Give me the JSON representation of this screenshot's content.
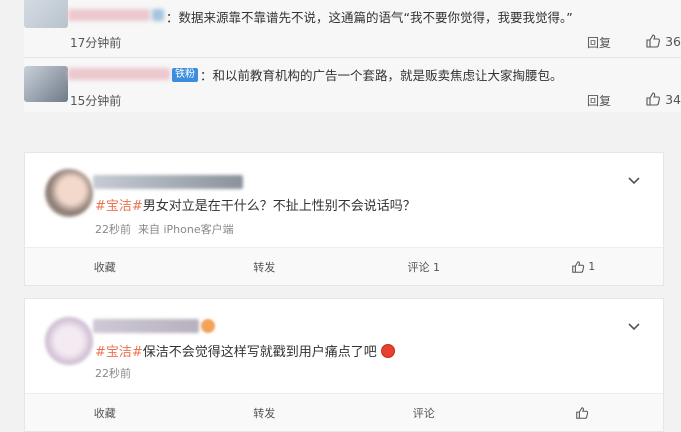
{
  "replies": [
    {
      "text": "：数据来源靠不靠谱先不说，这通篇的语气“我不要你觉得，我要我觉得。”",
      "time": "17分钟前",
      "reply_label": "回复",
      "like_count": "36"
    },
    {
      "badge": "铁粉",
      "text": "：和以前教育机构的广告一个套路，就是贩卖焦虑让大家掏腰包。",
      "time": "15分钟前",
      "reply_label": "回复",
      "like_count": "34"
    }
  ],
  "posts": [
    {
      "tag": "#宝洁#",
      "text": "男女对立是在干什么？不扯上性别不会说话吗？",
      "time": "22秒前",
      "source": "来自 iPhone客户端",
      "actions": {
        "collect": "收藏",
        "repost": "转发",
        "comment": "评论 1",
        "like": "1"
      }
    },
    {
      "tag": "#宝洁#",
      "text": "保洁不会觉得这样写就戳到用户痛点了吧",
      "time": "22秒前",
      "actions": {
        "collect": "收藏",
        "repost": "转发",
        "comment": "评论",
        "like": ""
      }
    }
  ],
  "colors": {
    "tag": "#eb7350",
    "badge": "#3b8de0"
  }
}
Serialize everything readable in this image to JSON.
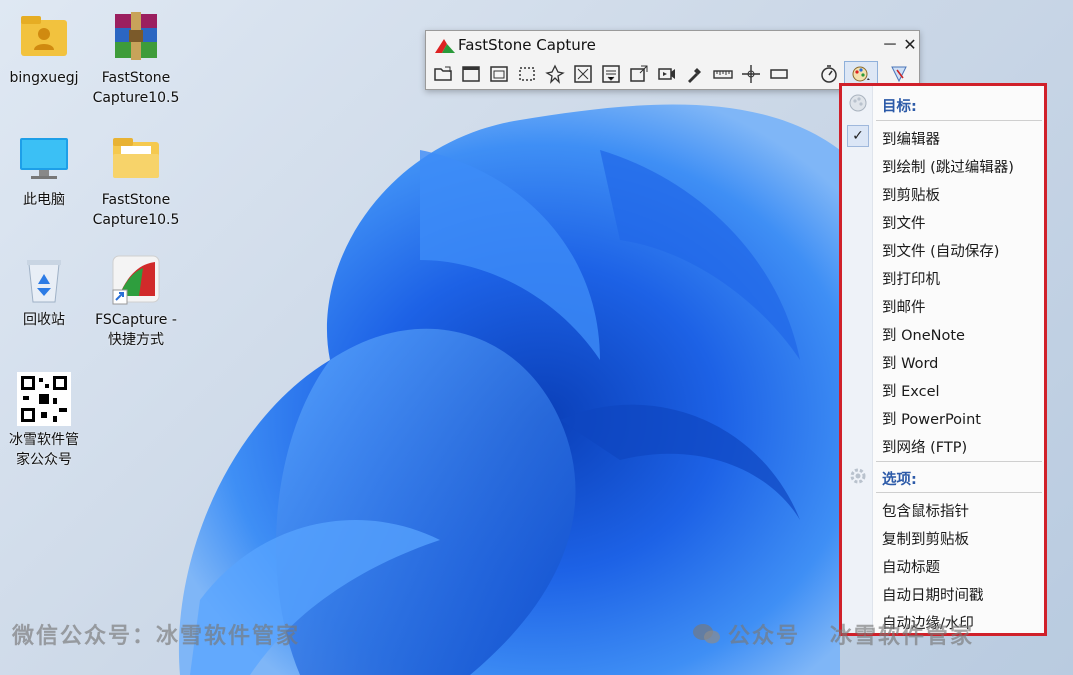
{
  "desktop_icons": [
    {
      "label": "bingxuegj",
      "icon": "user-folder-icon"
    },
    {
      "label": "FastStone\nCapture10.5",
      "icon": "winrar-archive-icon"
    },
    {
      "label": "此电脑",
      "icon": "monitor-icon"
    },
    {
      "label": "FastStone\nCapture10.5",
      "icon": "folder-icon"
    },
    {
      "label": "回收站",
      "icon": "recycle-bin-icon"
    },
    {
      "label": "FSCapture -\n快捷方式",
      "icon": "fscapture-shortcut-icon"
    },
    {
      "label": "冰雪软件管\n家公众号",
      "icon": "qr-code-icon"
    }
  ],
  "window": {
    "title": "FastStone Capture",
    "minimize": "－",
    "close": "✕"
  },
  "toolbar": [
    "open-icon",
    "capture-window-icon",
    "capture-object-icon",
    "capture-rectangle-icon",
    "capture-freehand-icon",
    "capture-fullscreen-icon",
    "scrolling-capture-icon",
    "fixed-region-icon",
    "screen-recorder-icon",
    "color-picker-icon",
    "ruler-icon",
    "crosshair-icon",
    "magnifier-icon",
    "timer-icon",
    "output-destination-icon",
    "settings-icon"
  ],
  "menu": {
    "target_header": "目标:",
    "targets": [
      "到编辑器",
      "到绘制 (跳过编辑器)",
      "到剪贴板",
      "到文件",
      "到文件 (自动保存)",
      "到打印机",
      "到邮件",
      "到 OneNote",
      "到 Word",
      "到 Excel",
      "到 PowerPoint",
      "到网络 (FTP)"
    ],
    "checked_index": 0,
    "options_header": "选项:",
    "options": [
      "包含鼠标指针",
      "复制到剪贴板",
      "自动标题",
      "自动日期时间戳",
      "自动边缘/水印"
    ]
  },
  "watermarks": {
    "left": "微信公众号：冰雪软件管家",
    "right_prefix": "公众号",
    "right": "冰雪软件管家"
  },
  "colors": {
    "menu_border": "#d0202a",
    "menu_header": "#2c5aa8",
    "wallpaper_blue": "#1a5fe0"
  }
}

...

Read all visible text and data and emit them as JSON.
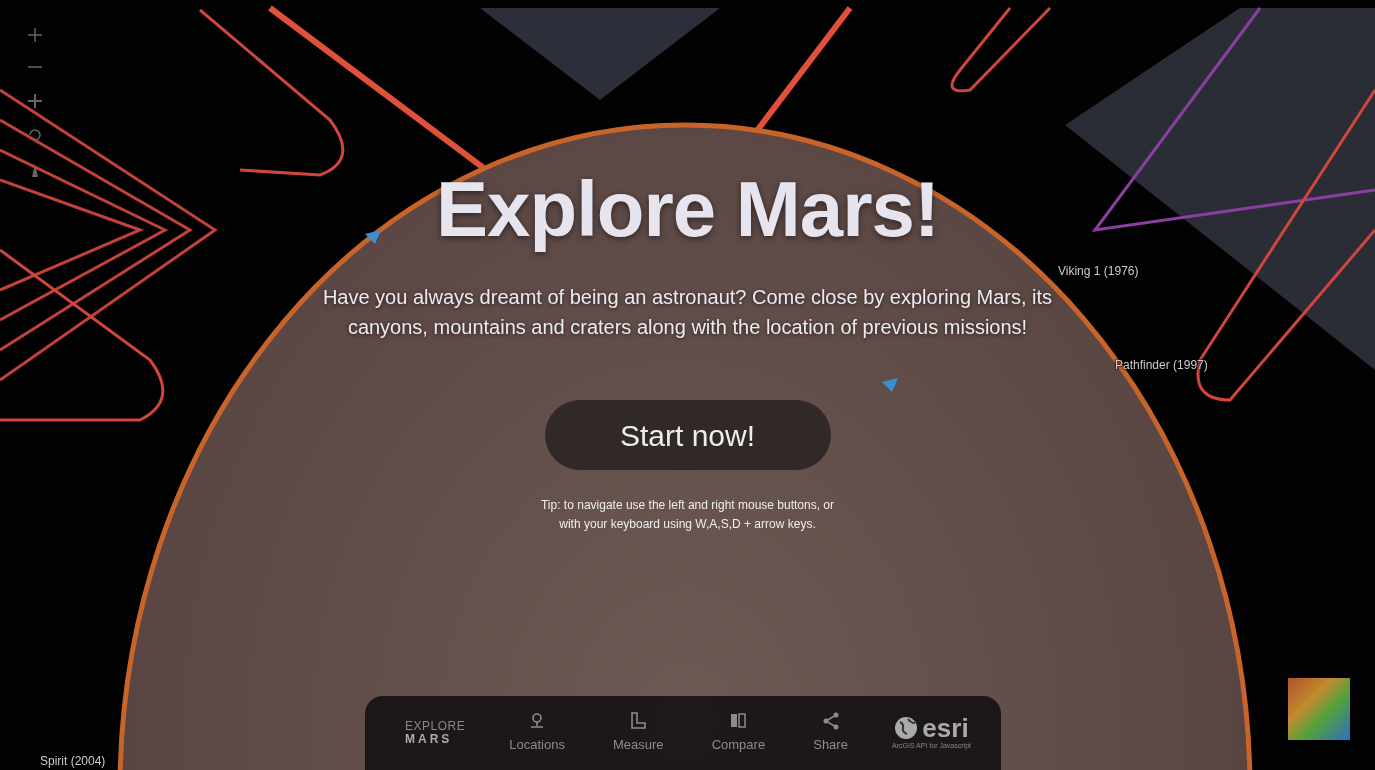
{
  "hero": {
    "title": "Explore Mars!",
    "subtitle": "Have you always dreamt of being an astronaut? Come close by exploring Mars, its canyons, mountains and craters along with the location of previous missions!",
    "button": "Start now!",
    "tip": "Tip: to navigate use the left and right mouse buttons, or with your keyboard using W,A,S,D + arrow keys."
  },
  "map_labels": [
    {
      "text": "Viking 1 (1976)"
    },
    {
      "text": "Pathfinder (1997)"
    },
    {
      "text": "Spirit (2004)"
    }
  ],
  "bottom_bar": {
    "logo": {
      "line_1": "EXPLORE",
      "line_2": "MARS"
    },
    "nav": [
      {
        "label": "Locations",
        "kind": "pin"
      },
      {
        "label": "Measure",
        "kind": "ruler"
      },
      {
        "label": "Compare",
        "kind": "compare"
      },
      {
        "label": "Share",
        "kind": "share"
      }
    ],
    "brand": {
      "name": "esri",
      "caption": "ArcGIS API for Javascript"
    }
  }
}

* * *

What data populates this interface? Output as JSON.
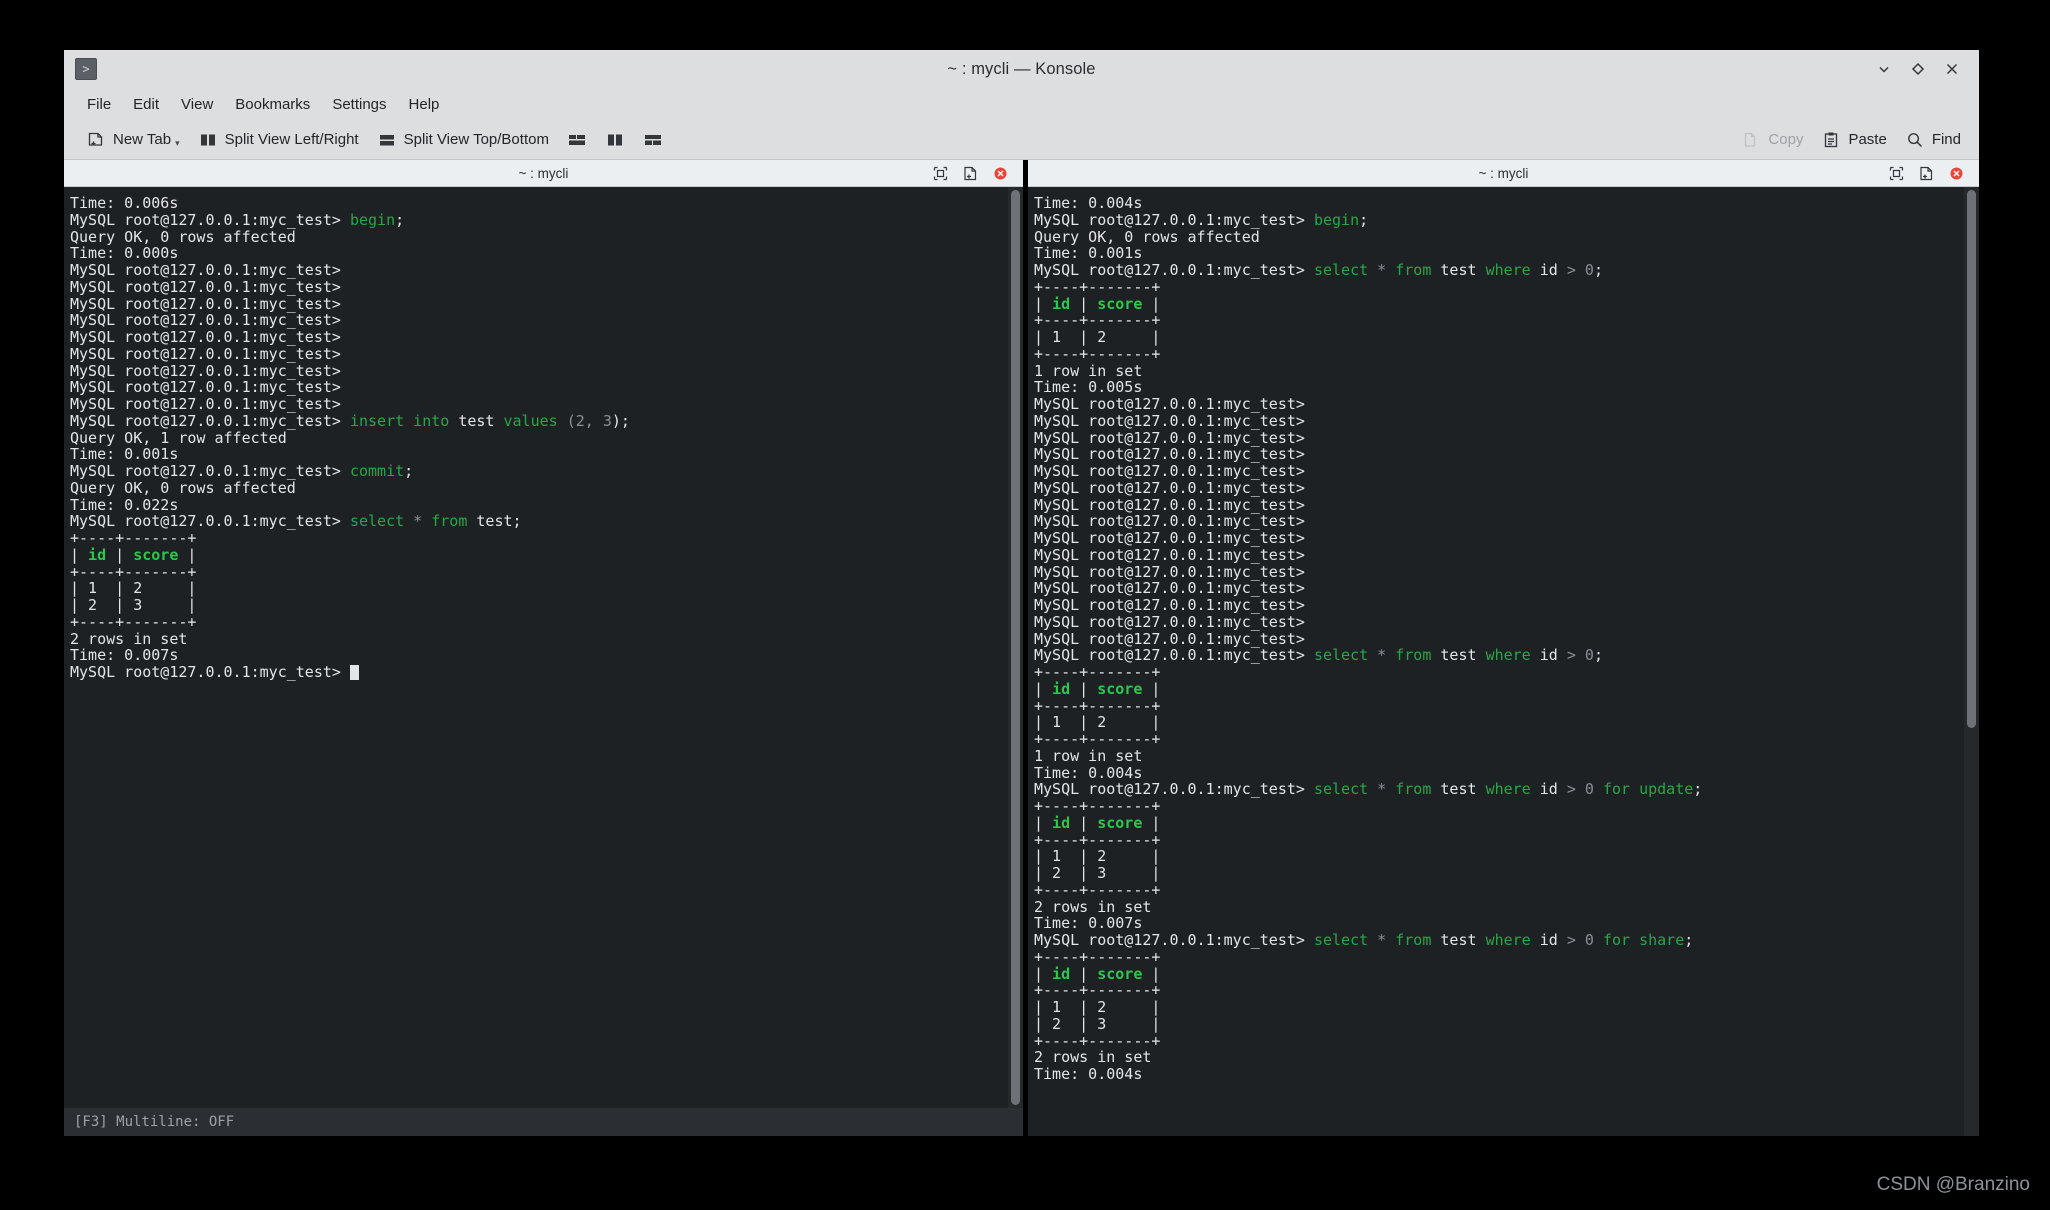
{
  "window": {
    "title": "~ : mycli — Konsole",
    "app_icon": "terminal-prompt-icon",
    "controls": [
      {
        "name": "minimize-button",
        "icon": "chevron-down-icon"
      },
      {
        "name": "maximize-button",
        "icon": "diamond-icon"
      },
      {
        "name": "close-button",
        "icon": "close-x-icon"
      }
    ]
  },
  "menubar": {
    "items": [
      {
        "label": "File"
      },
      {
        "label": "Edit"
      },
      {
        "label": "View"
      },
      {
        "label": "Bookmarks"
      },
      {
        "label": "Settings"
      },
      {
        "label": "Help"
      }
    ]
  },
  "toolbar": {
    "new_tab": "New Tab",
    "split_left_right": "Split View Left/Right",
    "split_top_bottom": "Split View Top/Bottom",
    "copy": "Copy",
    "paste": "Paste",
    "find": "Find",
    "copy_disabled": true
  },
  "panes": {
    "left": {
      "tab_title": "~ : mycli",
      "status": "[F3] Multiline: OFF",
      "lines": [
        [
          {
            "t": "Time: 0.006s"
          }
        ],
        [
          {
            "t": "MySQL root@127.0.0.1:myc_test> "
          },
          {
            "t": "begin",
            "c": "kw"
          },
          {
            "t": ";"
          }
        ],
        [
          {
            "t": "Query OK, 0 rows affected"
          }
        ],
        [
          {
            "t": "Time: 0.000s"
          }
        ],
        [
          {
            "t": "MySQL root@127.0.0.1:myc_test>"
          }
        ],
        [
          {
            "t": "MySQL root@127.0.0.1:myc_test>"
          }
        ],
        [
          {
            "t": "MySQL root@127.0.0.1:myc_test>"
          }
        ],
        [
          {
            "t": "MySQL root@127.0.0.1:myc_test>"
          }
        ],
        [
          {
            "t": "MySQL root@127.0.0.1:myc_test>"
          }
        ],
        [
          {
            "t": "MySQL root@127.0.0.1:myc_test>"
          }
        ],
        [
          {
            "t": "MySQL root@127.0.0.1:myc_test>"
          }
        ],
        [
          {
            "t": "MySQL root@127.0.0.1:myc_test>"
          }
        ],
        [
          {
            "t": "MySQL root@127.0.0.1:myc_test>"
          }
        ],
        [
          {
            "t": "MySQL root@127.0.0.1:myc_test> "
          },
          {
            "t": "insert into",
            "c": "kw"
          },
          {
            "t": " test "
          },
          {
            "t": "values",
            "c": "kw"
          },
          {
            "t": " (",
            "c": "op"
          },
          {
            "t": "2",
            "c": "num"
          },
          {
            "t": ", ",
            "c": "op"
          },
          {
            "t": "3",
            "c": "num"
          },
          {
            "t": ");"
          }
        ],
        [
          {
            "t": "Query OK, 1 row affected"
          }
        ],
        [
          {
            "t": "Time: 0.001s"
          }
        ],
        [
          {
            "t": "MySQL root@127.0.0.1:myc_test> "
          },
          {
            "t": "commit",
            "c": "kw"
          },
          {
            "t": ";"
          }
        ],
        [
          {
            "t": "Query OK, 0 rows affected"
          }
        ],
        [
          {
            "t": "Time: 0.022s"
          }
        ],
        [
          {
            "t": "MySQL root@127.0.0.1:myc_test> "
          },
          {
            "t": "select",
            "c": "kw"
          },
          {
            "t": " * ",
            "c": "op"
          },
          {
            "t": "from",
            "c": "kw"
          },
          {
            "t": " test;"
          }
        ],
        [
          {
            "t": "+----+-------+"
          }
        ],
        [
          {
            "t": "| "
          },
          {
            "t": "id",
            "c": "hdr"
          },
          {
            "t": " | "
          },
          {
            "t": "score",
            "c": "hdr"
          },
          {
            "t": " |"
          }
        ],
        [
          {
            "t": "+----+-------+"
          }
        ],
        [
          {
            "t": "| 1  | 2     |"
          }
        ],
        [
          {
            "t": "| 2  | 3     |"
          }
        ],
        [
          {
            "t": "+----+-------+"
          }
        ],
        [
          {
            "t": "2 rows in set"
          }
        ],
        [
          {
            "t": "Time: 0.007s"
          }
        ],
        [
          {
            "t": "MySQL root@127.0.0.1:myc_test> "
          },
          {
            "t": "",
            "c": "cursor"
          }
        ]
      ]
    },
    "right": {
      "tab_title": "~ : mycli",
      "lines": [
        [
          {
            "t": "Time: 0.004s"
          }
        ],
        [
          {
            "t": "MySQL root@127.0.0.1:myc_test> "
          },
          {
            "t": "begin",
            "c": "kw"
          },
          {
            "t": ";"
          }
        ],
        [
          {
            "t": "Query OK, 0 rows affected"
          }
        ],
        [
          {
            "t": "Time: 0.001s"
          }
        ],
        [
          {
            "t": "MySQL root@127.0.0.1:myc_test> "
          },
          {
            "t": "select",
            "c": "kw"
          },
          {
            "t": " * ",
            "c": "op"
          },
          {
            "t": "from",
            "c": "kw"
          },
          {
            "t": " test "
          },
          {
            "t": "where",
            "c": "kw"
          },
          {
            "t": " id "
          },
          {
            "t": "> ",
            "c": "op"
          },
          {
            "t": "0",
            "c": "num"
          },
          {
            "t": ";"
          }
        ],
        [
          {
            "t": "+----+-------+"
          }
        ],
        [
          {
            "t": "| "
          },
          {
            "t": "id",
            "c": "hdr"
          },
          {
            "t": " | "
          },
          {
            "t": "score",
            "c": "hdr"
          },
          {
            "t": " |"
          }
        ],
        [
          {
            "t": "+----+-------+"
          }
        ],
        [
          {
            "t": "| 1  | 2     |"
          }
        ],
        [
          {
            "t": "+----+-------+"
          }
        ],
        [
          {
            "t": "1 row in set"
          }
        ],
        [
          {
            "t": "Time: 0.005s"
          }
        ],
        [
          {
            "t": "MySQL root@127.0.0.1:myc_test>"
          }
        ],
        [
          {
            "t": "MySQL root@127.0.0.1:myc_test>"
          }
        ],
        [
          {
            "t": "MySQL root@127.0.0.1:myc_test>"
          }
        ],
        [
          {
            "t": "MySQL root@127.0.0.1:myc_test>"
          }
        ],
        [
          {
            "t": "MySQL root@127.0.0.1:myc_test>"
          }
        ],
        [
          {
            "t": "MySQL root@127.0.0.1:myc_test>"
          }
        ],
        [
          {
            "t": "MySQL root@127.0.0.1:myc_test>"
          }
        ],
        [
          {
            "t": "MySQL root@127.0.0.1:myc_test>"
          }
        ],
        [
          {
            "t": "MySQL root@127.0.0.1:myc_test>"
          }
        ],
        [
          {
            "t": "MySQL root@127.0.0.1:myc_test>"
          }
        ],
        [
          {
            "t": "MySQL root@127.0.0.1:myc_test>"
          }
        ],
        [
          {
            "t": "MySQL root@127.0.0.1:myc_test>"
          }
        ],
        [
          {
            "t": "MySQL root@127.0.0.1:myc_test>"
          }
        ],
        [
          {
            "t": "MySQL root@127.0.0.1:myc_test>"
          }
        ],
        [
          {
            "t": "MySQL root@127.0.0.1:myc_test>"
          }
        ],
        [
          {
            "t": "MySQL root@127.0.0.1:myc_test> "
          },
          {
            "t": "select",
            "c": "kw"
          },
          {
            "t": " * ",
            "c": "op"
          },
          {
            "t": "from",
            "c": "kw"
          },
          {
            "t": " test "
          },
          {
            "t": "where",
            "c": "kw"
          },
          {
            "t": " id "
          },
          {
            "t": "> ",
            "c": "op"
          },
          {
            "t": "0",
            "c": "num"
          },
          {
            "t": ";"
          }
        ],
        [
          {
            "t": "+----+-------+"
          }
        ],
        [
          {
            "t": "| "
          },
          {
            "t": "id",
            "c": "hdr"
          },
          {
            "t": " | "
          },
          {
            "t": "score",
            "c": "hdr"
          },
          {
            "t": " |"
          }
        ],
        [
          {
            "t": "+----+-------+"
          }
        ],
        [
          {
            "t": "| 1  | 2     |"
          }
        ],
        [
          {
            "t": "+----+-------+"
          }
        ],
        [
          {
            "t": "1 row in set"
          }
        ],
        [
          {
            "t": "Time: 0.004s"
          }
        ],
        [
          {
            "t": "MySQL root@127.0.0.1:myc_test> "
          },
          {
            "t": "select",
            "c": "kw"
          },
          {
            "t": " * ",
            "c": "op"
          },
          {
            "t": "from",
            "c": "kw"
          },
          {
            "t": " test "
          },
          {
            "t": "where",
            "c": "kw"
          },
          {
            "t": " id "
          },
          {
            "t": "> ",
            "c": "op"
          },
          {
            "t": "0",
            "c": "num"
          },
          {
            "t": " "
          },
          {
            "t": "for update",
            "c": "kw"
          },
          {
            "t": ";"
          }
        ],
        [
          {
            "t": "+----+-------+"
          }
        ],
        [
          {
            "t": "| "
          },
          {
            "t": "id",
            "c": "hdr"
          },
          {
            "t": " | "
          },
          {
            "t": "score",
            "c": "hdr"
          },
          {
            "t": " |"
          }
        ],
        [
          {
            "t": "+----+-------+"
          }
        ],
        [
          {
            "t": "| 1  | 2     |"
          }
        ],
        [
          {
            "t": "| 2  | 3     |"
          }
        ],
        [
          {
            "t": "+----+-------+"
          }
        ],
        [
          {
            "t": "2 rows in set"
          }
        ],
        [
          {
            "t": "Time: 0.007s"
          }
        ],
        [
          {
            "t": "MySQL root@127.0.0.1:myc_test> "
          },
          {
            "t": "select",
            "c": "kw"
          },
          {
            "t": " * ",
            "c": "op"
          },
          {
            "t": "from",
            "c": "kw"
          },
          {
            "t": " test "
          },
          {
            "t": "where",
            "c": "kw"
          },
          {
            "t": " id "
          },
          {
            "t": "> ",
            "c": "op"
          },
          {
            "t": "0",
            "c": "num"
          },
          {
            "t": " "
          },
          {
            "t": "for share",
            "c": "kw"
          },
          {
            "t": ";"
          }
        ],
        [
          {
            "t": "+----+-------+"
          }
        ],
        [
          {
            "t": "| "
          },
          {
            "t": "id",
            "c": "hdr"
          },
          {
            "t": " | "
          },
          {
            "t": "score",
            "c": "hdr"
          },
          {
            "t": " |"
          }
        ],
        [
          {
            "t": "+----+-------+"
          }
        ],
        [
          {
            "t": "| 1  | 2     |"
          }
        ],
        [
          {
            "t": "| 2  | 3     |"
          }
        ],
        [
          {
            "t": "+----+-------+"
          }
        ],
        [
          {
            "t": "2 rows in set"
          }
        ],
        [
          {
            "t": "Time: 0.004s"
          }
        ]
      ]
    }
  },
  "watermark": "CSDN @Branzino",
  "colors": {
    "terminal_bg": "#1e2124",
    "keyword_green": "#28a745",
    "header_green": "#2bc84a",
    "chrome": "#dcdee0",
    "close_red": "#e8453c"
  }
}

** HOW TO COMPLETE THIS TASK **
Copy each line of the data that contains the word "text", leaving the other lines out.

** EXERCISE OUTPUT **
      "text": "：数据来源靠不靠谱先不说，这通篇的语气“我不要你觉得，我要我觉得。”",
      "text": "：和以前教育机构的广告一个套路，就是贩卖焦虑让大家掏腰包。",
      "text": "男女对立是在干什么？不扯上性别不会说话吗？",
      "text": "保洁不会觉得这样写就戳到用户痛点了吧",
Read all visible text and data and emit them as JSON.
      "text": "Viking 1 (1976)"
      "text": "Pathfinder (1997)"
      "text": "Spirit (2004)"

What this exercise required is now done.